A month into 2022, UK house prices posted their strongest start to the year in nearly two decades, according to data released by Nationwide on Tuesday.
Values rose 11.2% in January from a year earlier, leaving the average house price at a record £255,556 ($345,236), nearly £26,000 more than in January 2021 and almost £40,000 more than in January 2020, the UK bank and mortgage provider mentioned.
Last month’s annual gains marked “the fastest pace since June of last year and the best start to the year in 17 years,” Robert Gardner, Nationwide’s chief economist, said in the report.
According to Gardner, robust demand, despite the end of the stamp duty holiday, is supporting price growth nationwide.
The Stamp Duty Holiday was introduced in the UK in the summer of 2020 and removed transfer tax on the first £500,000 of a house sale with savings of up to £15,000 available for buyers. The public holiday was phased out and reverted to the typical stamp duty system at the end of September 2021.
Along with good demand across the country, there is a severe shortage of homes for sale – another factor helping to fuel the “perfect storm” of housing market growth, according to Jonathan Samuels, CEO of the home-based lender in London Octane Capital.

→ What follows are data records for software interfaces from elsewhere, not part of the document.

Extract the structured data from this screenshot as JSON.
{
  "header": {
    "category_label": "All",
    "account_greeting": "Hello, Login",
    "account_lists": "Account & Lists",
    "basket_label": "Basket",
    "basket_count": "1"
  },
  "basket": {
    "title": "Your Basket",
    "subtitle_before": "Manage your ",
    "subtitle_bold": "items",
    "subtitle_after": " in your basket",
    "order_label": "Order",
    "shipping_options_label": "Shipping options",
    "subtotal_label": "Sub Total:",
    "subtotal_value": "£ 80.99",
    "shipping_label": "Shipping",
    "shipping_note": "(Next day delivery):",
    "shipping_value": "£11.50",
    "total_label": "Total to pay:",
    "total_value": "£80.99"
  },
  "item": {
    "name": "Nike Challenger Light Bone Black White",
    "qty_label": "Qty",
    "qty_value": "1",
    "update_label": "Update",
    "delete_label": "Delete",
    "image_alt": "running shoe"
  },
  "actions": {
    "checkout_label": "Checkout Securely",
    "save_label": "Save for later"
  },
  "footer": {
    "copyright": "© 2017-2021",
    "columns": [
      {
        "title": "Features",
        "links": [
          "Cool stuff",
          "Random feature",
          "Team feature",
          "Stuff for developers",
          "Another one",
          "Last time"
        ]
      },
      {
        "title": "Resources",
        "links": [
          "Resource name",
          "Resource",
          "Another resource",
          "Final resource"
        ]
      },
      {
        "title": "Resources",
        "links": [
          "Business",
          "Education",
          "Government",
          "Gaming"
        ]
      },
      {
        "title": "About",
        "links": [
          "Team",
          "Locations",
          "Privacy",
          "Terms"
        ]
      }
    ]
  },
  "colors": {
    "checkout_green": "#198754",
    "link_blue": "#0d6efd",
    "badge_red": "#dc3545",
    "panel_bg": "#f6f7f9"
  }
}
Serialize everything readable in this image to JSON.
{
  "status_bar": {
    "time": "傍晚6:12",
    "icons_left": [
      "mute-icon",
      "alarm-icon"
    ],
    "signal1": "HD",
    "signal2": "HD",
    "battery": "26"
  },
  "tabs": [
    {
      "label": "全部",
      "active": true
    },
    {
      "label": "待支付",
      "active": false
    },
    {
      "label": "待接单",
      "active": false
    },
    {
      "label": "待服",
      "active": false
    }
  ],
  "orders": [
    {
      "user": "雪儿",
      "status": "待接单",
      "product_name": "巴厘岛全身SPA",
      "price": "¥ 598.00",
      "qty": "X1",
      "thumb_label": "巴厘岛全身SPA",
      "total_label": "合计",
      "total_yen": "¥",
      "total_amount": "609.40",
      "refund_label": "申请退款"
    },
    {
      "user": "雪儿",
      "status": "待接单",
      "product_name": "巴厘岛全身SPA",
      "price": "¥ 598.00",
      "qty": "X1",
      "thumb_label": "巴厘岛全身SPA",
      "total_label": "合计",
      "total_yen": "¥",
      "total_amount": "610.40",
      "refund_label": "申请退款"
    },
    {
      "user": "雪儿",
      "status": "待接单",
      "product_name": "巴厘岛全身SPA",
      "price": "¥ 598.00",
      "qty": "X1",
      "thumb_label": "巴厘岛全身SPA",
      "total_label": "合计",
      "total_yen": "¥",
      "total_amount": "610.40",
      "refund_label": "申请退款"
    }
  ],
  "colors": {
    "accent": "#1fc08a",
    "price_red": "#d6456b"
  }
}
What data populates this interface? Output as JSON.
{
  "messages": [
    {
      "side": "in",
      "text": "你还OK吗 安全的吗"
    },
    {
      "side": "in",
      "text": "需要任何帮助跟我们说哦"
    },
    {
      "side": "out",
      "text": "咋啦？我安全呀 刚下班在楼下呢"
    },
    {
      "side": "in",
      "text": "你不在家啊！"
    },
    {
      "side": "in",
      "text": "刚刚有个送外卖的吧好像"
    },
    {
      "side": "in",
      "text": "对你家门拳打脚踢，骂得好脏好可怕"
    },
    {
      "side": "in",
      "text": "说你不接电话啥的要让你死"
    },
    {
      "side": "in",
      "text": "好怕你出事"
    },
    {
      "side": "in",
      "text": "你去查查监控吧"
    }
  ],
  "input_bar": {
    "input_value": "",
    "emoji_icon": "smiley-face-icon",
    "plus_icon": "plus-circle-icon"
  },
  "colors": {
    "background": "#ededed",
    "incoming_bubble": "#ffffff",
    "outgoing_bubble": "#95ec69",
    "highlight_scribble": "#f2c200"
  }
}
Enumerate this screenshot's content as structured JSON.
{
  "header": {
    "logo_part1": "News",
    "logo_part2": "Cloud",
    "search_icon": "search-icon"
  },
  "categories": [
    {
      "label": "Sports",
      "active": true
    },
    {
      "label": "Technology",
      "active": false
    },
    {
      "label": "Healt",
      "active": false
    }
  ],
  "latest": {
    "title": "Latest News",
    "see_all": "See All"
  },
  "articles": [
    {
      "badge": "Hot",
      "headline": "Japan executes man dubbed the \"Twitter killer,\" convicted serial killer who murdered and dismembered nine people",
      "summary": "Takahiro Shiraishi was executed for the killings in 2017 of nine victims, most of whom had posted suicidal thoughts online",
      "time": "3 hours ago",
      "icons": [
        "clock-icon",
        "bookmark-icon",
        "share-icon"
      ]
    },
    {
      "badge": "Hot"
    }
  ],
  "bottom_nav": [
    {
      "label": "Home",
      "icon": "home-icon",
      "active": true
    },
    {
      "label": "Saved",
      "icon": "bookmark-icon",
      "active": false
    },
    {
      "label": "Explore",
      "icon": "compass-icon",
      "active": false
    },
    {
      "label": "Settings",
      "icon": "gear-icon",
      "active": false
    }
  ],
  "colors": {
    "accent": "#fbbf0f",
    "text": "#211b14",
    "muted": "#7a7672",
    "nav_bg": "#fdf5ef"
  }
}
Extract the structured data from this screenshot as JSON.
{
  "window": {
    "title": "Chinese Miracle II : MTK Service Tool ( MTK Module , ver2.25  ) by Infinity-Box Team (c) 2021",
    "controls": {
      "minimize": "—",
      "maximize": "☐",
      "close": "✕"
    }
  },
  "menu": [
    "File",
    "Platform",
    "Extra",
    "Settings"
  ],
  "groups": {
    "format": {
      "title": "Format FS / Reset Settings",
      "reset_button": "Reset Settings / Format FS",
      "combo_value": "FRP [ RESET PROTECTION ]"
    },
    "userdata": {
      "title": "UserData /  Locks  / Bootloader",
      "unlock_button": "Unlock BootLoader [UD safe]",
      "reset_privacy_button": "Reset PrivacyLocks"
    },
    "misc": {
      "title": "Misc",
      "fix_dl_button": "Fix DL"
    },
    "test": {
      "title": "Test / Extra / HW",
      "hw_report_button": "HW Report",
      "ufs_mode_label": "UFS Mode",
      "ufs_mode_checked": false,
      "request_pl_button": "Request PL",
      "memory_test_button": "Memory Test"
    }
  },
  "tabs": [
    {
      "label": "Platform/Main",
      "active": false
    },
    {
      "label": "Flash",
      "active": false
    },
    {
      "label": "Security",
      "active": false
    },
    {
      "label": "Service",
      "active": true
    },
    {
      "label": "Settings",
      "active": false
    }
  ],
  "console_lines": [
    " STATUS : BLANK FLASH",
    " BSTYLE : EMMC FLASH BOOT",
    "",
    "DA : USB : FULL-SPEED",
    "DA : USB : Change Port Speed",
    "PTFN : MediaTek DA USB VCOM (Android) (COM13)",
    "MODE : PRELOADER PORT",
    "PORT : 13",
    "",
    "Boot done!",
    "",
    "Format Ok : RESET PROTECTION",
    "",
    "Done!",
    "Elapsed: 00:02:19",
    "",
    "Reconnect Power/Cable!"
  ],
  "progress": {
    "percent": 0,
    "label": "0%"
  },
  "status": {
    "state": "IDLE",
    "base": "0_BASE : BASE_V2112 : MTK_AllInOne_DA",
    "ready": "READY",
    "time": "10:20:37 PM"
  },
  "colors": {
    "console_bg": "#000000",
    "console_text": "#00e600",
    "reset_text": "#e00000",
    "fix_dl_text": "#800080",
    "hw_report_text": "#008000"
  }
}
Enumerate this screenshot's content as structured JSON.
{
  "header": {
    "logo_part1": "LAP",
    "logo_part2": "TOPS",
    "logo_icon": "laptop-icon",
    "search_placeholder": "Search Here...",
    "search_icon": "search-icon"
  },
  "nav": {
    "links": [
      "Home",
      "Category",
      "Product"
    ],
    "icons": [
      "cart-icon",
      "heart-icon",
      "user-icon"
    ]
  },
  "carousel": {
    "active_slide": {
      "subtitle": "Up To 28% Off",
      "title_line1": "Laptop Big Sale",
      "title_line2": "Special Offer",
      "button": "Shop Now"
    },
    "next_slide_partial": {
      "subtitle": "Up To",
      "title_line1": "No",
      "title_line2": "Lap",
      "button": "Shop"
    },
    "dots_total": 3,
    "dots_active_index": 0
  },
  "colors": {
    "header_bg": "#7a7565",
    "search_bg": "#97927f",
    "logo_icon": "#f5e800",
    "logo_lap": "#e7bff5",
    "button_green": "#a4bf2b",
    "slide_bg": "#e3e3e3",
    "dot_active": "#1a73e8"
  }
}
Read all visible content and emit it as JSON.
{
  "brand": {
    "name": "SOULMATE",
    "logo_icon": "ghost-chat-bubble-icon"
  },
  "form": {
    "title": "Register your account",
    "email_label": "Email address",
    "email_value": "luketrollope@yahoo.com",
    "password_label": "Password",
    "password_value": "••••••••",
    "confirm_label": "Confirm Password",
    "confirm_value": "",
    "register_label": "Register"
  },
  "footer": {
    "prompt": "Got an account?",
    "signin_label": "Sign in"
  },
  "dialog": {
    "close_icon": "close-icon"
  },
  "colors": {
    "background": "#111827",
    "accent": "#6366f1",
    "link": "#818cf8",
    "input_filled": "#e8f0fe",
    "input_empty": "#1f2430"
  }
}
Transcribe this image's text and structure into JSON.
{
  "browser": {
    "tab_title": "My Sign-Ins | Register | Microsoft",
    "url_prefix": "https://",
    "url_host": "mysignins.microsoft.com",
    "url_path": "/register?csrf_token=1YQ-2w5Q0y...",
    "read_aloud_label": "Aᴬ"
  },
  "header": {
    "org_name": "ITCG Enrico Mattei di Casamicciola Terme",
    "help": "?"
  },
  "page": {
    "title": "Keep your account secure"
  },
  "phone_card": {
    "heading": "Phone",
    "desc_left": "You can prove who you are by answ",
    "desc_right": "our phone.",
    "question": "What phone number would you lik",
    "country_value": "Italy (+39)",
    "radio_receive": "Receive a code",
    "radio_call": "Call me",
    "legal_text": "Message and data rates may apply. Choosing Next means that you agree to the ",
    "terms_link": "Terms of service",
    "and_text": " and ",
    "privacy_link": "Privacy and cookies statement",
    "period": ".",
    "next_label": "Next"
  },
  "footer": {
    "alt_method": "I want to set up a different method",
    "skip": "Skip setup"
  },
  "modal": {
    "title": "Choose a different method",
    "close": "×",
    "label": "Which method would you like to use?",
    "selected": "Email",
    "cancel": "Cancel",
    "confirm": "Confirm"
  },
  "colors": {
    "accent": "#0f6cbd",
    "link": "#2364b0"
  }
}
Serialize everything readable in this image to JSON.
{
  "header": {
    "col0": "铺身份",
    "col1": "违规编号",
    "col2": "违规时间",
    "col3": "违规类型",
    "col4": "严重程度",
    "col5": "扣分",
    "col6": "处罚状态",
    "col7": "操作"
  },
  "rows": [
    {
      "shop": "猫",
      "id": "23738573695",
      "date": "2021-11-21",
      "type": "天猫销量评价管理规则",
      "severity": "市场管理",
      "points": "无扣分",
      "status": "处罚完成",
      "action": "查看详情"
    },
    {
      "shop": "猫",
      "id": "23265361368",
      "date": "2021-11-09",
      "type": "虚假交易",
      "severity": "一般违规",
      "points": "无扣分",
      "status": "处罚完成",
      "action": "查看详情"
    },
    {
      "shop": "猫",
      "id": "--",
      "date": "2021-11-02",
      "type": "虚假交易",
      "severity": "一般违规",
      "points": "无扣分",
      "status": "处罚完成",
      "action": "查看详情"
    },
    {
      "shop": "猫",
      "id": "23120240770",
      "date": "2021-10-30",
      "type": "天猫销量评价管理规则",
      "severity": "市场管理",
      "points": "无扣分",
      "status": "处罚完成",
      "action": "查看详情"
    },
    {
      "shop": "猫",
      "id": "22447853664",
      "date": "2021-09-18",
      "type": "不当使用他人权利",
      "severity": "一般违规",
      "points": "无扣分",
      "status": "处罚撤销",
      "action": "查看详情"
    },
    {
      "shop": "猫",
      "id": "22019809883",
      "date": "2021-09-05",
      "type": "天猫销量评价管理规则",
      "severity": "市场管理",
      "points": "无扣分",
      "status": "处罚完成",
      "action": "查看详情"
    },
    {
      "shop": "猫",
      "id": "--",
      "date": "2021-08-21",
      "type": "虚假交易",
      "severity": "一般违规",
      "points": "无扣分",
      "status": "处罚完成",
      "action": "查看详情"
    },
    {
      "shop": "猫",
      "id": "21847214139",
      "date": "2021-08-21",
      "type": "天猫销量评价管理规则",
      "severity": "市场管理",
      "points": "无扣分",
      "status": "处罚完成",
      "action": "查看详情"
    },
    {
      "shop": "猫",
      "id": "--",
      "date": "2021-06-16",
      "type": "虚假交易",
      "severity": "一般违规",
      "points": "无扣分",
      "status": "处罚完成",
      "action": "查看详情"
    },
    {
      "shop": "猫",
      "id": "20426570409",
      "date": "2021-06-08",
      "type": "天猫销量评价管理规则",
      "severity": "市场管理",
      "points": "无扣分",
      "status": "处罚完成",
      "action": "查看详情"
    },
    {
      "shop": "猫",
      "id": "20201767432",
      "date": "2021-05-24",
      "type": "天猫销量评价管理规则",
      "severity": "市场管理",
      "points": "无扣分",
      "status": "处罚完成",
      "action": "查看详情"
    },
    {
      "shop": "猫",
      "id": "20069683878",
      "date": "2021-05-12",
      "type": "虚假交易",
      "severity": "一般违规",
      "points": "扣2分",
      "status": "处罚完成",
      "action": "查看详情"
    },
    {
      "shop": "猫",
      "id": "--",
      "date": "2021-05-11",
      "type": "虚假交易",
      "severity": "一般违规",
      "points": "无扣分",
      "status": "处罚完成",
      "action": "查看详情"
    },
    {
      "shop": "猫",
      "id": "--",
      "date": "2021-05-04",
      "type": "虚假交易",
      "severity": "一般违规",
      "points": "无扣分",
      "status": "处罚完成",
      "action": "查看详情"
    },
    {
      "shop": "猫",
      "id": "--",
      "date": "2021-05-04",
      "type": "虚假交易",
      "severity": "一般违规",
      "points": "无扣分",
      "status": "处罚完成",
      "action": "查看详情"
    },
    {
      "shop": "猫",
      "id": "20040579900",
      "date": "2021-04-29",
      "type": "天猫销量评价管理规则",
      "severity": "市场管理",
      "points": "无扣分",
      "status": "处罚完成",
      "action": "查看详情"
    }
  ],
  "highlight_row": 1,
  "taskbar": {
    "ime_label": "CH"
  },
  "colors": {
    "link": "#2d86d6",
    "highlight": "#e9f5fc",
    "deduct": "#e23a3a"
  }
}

“Real estate agents nationwide cannot restock shelves quickly enough and the level of available properties remains insufficient compared to the huge levels of buyer demand that are still sweeping the market,” he said. “As a result, it remains a seller’s market and buyers are still taking advantage of the low cost of borrowing to offer a little more to secure their favorite property.”